* _Dataset content_:
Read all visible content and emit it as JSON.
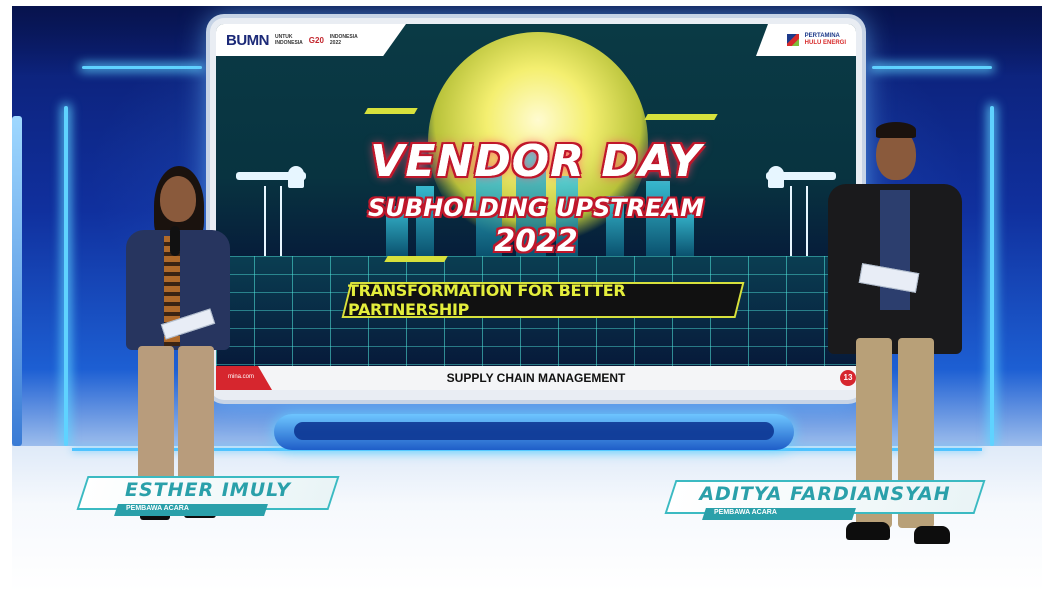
{
  "screen": {
    "logos": {
      "bumn": "BUMN",
      "bumn_tag_1": "UNTUK",
      "bumn_tag_2": "INDONESIA",
      "g20": "G20",
      "g20_tag_1": "INDONESIA",
      "g20_tag_2": "2022",
      "pertamina": "PERTAMINA",
      "pertamina_sub": "HULU ENERGI"
    },
    "title_line1": "VENDOR DAY",
    "title_line2": "SUBHOLDING UPSTREAM",
    "title_line3": "2022",
    "tagline": "TRANSFORMATION FOR BETTER PARTNERSHIP",
    "footer_url": "mina.com",
    "footer_text": "SUPPLY CHAIN MANAGEMENT",
    "footer_badge": "13"
  },
  "host_left": {
    "name": "ESTHER IMULY",
    "role": "PEMBAWA ACARA"
  },
  "host_right": {
    "name": "ADITYA FARDIANSYAH",
    "role": "PEMBAWA ACARA"
  },
  "colors": {
    "studio_blue": "#10309e",
    "neon": "#5fd3ff",
    "title_red": "#c0172b",
    "tagline_yellow": "#e4ee3c",
    "nameplate_teal": "#2aa0aa"
  }
}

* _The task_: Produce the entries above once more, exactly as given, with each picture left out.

* _Response to the task_:
Read all visible content and emit it as JSON.
{
  "screen": {
    "logos": {
      "bumn": "BUMN",
      "bumn_tag_1": "UNTUK",
      "bumn_tag_2": "INDONESIA",
      "g20": "G20",
      "g20_tag_1": "INDONESIA",
      "g20_tag_2": "2022",
      "pertamina": "PERTAMINA",
      "pertamina_sub": "HULU ENERGI"
    },
    "title_line1": "VENDOR DAY",
    "title_line2": "SUBHOLDING UPSTREAM",
    "title_line3": "2022",
    "tagline": "TRANSFORMATION FOR BETTER PARTNERSHIP",
    "footer_url": "mina.com",
    "footer_text": "SUPPLY CHAIN MANAGEMENT",
    "footer_badge": "13"
  },
  "host_left": {
    "name": "ESTHER IMULY",
    "role": "PEMBAWA ACARA"
  },
  "host_right": {
    "name": "ADITYA FARDIANSYAH",
    "role": "PEMBAWA ACARA"
  },
  "colors": {
    "studio_blue": "#10309e",
    "neon": "#5fd3ff",
    "title_red": "#c0172b",
    "tagline_yellow": "#e4ee3c",
    "nameplate_teal": "#2aa0aa"
  }
}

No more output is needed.